### MATERIAL PROVIDED

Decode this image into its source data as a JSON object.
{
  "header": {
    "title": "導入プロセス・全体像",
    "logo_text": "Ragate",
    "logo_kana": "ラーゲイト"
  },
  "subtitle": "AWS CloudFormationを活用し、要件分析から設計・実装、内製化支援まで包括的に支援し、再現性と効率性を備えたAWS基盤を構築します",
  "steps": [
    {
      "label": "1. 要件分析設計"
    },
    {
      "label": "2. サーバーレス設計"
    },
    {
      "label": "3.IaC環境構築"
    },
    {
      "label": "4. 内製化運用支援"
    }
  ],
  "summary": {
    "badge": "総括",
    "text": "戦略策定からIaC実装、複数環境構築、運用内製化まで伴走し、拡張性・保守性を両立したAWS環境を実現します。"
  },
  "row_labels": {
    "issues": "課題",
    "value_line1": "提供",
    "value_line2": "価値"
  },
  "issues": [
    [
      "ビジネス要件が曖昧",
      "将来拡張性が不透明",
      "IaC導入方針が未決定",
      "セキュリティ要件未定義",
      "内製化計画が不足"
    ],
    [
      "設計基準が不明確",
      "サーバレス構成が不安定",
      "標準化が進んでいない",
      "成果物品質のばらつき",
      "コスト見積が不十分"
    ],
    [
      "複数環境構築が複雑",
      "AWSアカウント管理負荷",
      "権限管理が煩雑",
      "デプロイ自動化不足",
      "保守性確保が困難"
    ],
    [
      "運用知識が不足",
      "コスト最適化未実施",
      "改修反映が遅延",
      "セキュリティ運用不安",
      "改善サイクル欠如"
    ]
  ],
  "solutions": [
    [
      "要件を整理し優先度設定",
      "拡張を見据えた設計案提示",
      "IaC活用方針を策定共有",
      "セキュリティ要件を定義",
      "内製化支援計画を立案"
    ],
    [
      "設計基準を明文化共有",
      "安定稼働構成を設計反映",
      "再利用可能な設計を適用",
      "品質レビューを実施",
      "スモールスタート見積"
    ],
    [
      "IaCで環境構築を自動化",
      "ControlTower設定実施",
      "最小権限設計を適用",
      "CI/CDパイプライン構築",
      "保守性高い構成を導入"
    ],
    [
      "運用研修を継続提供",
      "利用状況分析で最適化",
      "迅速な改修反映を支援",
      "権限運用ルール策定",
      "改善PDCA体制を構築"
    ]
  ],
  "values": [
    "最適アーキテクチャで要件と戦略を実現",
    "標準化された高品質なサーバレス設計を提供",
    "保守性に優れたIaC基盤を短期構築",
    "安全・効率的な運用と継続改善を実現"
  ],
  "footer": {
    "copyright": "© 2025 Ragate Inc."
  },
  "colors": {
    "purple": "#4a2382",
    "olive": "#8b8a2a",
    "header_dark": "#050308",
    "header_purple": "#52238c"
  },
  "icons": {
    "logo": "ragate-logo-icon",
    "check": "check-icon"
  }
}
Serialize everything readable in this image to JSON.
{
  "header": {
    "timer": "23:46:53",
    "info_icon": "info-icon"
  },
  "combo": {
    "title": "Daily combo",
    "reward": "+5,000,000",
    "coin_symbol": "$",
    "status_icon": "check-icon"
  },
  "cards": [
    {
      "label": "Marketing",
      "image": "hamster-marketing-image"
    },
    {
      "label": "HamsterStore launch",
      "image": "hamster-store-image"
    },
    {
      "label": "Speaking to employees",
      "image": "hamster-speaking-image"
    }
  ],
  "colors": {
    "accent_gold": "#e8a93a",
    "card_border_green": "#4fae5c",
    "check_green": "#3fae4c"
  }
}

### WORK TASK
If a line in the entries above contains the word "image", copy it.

### EXPECTED OUTPUT
Decode this image into its source data as a JSON object.
Serialize everything readable in this image to JSON.
      "image": "hamster-marketing-image"
      "image": "hamster-store-image"
      "image": "hamster-speaking-image"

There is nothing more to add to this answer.